(Extracted data Opens)

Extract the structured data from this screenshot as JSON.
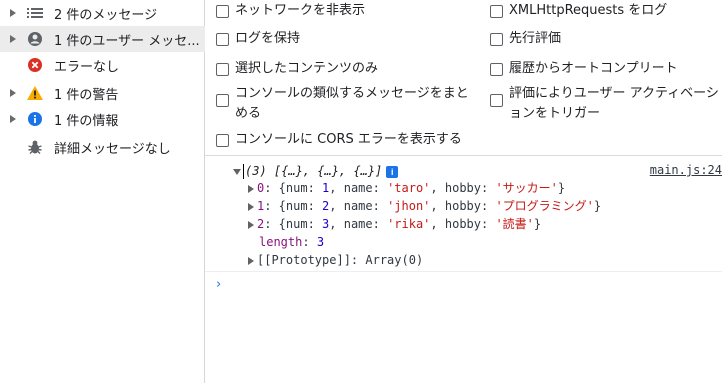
{
  "sidebar": {
    "items": [
      {
        "label": "2 件のメッセージ",
        "icon": "list-icon",
        "expandable": true,
        "selected": false
      },
      {
        "label": "1 件のユーザー メッセ...",
        "icon": "user-icon",
        "expandable": true,
        "selected": true
      },
      {
        "label": "エラーなし",
        "icon": "error-icon",
        "expandable": false,
        "selected": false
      },
      {
        "label": "1 件の警告",
        "icon": "warning-icon",
        "expandable": true,
        "selected": false
      },
      {
        "label": "1 件の情報",
        "icon": "info-icon",
        "expandable": true,
        "selected": false
      },
      {
        "label": "詳細メッセージなし",
        "icon": "bug-icon",
        "expandable": false,
        "selected": false
      }
    ]
  },
  "settings": {
    "hide_network": "ネットワークを非表示",
    "preserve_log": "ログを保持",
    "selected_context_only": "選択したコンテンツのみ",
    "group_similar": "コンソールの類似するメッセージをまとめる",
    "show_cors": "コンソールに CORS エラーを表示する",
    "log_xhr": "XMLHttpRequests をログ",
    "eager_eval": "先行評価",
    "autocomplete_history": "履歴からオートコンプリート",
    "eval_user_activation": "評価によりユーザー アクティベーションをトリガー"
  },
  "console": {
    "summary_prefix": "(3) [{…}, {…}, {…}]",
    "info_badge": "i",
    "source": "main.js:24",
    "entries": [
      {
        "index": "0",
        "num": "1",
        "name": "'taro'",
        "hobby": "'サッカー'"
      },
      {
        "index": "1",
        "num": "2",
        "name": "'jhon'",
        "hobby": "'プログラミング'"
      },
      {
        "index": "2",
        "num": "3",
        "name": "'rika'",
        "hobby": "'読書'"
      }
    ],
    "length_key": "length",
    "length_value": "3",
    "prototype_label": "[[Prototype]]",
    "prototype_value": "Array(0)",
    "prompt": "›"
  },
  "colors": {
    "error": "#d93025",
    "warning": "#f9ab00",
    "info": "#1a73e8",
    "key": "#881280",
    "string": "#c41a16",
    "number": "#1c00cf"
  }
}
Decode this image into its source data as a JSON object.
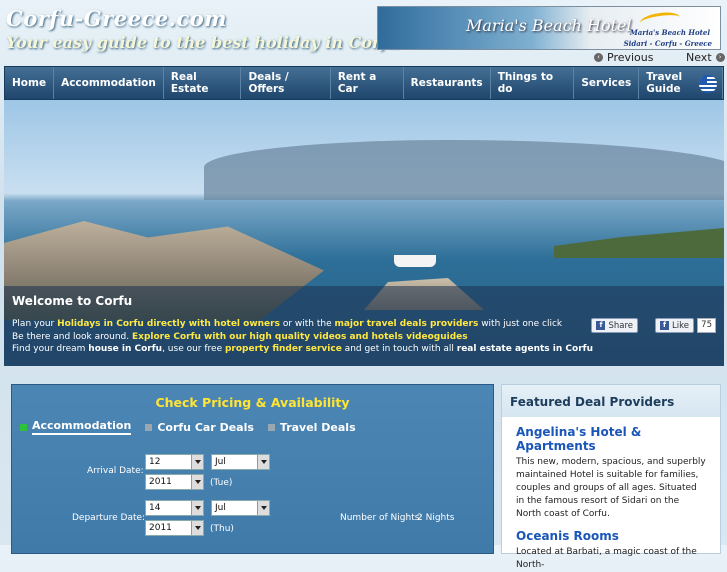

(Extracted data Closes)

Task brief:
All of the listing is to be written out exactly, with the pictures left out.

Result of the exercise:
Extract the structured data from this screenshot as JSON.
{
  "sidebar": {
    "items": [
      {
        "label": "2 件のメッセージ",
        "icon": "list-icon",
        "expandable": true,
        "selected": false
      },
      {
        "label": "1 件のユーザー メッセ...",
        "icon": "user-icon",
        "expandable": true,
        "selected": true
      },
      {
        "label": "エラーなし",
        "icon": "error-icon",
        "expandable": false,
        "selected": false
      },
      {
        "label": "1 件の警告",
        "icon": "warning-icon",
        "expandable": true,
        "selected": false
      },
      {
        "label": "1 件の情報",
        "icon": "info-icon",
        "expandable": true,
        "selected": false
      },
      {
        "label": "詳細メッセージなし",
        "icon": "bug-icon",
        "expandable": false,
        "selected": false
      }
    ]
  },
  "settings": {
    "hide_network": "ネットワークを非表示",
    "preserve_log": "ログを保持",
    "selected_context_only": "選択したコンテンツのみ",
    "group_similar": "コンソールの類似するメッセージをまとめる",
    "show_cors": "コンソールに CORS エラーを表示する",
    "log_xhr": "XMLHttpRequests をログ",
    "eager_eval": "先行評価",
    "autocomplete_history": "履歴からオートコンプリート",
    "eval_user_activation": "評価によりユーザー アクティベーションをトリガー"
  },
  "console": {
    "summary_prefix": "(3) [{…}, {…}, {…}]",
    "info_badge": "i",
    "source": "main.js:24",
    "entries": [
      {
        "index": "0",
        "num": "1",
        "name": "'taro'",
        "hobby": "'サッカー'"
      },
      {
        "index": "1",
        "num": "2",
        "name": "'jhon'",
        "hobby": "'プログラミング'"
      },
      {
        "index": "2",
        "num": "3",
        "name": "'rika'",
        "hobby": "'読書'"
      }
    ],
    "length_key": "length",
    "length_value": "3",
    "prototype_label": "[[Prototype]]",
    "prototype_value": "Array(0)",
    "prompt": "›"
  },
  "colors": {
    "error": "#d93025",
    "warning": "#f9ab00",
    "info": "#1a73e8",
    "key": "#881280",
    "string": "#c41a16",
    "number": "#1c00cf"
  }
}
Decode this image into its source data as a JSON object.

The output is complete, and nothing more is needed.